Canadians’ mental health linked to quality of employer support during COVID-19


Morneau Shepell’s Mental Health Index™ shows 11-point decline from the pre-pandemic benchmark of 75

Morneau Shepell, a leading provider of total wellbeing, mental health and digital mental health services, released its monthly Mental Health Index™ report, showing a consistent negative mental health score in Canada for the third consecutive month. The findings show that while most of the country is entering new phases of reopening, Canadians continue to struggle with uncertainty brought on by the pandemic and need employer support now more than ever.

The Mental Health Index™ score is -11. The score measures the improvement or decline in mental health from the pre-2020 benchmark of 75. This month’s overall score is one point higher than the score last month. The Mental Health Index™ also tracks sub-scores against the benchmark, measuring the risk of anxiety (-12.9), depression (-12.7), work productivity (-12.1), optimism (-12.0) and isolation (-11.6). While the sub-scores remain low, there has been a modest improvement across these areas when compared to the prior month.

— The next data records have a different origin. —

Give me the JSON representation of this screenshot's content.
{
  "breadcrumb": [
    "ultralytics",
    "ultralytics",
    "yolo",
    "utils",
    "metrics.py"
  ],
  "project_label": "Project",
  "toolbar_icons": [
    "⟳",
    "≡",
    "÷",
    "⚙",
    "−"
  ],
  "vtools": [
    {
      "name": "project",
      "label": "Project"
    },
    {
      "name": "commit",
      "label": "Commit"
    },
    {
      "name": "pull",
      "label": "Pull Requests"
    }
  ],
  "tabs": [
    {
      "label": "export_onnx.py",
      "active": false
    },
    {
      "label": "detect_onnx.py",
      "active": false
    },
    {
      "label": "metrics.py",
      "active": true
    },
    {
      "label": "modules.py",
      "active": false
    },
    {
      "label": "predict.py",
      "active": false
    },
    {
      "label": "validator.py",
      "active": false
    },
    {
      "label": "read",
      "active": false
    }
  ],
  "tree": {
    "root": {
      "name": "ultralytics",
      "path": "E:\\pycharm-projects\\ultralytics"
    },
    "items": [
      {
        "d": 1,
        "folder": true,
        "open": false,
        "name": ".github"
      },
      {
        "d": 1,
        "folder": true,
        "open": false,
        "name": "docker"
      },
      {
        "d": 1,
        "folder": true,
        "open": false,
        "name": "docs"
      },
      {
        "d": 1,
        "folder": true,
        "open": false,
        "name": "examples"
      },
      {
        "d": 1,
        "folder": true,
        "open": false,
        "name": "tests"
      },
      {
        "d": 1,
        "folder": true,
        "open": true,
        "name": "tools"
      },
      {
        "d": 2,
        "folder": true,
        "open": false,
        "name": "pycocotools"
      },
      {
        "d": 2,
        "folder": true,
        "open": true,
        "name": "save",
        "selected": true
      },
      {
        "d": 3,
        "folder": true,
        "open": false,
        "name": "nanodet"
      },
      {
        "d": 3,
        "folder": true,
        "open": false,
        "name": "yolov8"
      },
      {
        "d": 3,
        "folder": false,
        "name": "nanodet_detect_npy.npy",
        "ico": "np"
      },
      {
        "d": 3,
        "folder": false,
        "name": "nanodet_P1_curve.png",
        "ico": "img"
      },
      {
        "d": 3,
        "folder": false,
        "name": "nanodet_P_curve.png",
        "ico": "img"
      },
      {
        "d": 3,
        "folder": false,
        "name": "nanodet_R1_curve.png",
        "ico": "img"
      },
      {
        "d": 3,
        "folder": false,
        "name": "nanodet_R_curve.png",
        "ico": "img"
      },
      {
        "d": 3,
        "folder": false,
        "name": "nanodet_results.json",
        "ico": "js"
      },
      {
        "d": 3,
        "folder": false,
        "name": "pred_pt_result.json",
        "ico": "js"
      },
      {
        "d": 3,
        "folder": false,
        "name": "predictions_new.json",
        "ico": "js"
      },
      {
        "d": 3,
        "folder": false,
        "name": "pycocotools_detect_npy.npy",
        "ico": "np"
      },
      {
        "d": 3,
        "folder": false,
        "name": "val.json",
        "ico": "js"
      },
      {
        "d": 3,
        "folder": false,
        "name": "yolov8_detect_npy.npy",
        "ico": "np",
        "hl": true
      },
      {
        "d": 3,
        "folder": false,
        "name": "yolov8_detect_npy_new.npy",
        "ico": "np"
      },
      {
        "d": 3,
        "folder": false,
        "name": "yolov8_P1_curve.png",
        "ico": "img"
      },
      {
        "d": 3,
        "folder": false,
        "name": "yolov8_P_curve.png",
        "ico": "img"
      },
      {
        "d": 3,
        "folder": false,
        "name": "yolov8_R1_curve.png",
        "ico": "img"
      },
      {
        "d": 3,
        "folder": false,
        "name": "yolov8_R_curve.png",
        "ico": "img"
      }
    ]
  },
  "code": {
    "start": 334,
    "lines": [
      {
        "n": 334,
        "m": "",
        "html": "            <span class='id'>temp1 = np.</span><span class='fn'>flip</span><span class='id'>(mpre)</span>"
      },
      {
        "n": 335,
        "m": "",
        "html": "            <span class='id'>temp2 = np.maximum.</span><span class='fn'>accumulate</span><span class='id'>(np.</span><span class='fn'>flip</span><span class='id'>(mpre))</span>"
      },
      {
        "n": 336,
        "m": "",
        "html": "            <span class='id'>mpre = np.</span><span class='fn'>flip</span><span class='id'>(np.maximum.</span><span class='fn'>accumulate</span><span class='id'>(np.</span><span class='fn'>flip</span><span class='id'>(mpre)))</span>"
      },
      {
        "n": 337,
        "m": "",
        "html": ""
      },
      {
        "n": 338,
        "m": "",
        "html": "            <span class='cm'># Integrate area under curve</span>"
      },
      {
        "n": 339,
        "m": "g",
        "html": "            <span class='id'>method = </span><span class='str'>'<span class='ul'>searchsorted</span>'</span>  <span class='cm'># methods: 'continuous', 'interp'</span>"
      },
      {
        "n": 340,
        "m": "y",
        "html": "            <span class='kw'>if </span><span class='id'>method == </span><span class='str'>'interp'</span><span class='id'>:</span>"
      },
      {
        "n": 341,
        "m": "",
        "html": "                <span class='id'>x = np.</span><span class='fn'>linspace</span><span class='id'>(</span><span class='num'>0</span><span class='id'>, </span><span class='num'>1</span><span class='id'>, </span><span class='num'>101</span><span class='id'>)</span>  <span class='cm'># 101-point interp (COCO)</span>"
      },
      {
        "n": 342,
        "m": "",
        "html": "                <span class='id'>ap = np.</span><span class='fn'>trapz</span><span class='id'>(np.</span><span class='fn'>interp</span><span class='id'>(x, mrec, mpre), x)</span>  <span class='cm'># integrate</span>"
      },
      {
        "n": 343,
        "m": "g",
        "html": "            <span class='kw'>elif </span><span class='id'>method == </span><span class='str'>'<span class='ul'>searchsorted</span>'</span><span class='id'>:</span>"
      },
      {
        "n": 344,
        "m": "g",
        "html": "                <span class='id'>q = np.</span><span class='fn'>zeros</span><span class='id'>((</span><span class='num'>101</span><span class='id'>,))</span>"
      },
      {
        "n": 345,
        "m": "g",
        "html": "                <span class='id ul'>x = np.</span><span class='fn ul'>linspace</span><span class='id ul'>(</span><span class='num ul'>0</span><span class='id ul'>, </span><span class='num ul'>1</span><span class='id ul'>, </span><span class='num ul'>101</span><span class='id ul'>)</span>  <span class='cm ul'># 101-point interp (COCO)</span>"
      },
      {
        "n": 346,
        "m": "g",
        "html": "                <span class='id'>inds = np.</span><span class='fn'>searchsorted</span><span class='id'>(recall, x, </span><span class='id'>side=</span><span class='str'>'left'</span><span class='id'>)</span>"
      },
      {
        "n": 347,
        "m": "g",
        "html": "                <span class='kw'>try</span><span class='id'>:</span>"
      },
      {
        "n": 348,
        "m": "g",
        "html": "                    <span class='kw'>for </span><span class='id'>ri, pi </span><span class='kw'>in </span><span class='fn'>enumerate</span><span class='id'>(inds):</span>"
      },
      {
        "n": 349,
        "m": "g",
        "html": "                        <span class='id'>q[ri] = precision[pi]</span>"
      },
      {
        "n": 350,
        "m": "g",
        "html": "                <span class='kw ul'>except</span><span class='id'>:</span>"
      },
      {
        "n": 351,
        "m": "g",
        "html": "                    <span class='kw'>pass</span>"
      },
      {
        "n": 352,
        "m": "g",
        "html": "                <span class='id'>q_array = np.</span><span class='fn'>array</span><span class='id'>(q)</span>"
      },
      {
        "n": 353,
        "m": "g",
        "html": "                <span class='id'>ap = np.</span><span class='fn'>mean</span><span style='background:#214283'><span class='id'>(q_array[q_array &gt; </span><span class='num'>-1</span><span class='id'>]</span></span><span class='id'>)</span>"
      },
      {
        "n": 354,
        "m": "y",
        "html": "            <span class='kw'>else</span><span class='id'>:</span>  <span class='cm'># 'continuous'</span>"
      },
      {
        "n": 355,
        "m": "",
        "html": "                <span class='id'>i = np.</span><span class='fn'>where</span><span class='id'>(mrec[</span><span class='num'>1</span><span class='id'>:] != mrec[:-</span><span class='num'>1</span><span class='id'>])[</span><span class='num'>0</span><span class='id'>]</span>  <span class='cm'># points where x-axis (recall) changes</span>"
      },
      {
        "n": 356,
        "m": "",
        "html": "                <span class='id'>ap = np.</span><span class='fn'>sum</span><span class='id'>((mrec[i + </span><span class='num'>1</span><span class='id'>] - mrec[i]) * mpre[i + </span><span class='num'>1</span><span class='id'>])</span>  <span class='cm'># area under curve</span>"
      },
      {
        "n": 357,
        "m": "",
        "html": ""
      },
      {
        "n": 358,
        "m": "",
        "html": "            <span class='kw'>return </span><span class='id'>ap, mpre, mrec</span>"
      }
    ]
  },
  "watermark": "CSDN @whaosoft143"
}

“As the country enters new phases of reopening and restrictions begin to ease, it’s important to remain focused on the mental health of Canadians and recognize that mental wellbeing requires the same attention and action as physical health,” said Stephen Liptrap, president and chief executive officer. “The long-term impact of continued low levels of mental health is not only a concern for individuals, but also for organizations and governments due to higher health and disability costs and the negative impact on individuals’ participation in the economy. It has been great to see organizations and governments expand mental health support in recent months, but our Mental Health Index™ tells us there is still more to do.”

Strong correlation between employer support and mental health

The level of mental health support an employer provides to employees is impacting Canadians’ mental wellbeing. More than one third (34 per cent) of respondents indicated that their employer has been supporting employee mental health inconsistently, poorly or very poorly during the pandemic. Mental Health Index™ scores for this group were -17.2 for those who indicated that mental health was supported inconsistently, -17.7 for those who indicated poor support and -26.3 for very poor support. This compares to -10.4 for those who stated mental health was supported somewhat well and -1.0 for very well.

These results demonstrate that employer support is of utmost importance, as an individual’s perception of how well their employer has addressed the mental health of employees has a strong link to their mental health. As the country continues to reopen, respondents that felt unsupported cited areas that employers could provide support, including clear guidance on how to prevent spreading or getting the virus (27 per cent) and support to deal with anxiety (23 per cent).

“Canadians have experienced consistent negative impacts to their mental health since the start of the pandemic. This is continuing as people go back to work and new stressors emerge,” said Paula Allen, senior vice president of research, analytics and innovation. “The reopening of the economy is a welcome and positive change for some, but for many others, re-entering the workplace is bringing up new uncertainties related to their safety and security. There is also more concern that things may never return to what we previously had and there is a lack of clarity about what work and life will be like. Employers need to continue to promote their wellbeing plan and resources for employees to seek support, while also looking for opportunities to show employees that their mental health is valued.”

Canadians unlikely to return to previous spending habits post-pandemic

This month’s Mental Health Index™ revealed that concerns over safety, job security and financial risk will change spending habits after the pandemic. Among respondents, only 19 per cent cited being likely to return to previous spending habits following COVID-19. There are a number of barriers for those who are hesitant to return to previous spending habit: 39 per cent are concerned about the risk of infection from being in stores and service areas, 27 per cent feel they will be concerned about job security for a while and 22 per cent indicate that their income has changed since the pandemic began.

The data shows that the mix of physical distancing, self-isolation and closure of some businesses is changing the way Canadians perceive spending on non-essential items. The likelihood of individuals frequenting brick-and-mortar locations following the pandemic is decreasing, as what was once a luxury for many is now being viewed as a threat to health, safety and personal finances.   

“The future of the economy remains uncertain, despite businesses reopening across the country,” said Allen. “Our Mental Health Index™ shows that Canadians are holding onto funds much tighter than before the pandemic and are proceeding with caution when it comes to their disposable income. We need to pay close attention to the mental health impact that the current economy has on Canadians, to ensure their physical, mental, social and financial wellbeing remain strong following the pandemic and in the years to come.”

About the Mental Health Index
The monthly survey by Morneau Shepell was conducted through an online survey in English and French from May 29 to June 9, 2020, with 3,000 respondents in Canada. All respondents reside in Canada and were employed within the last six months. The data has been statistically weighted to ensure the regional and gender composition of the sample reflect this population. The margins of error for the survey are +/- 3.2 per cent, valid 19 times out of 20. The Mental Health Index™ is published monthly, beginning April 2020, and compares against benchmark data collected in 2017, 2018 and 2019. The full Canadian report can be found at

SOURCE Morneau Shepell Inc.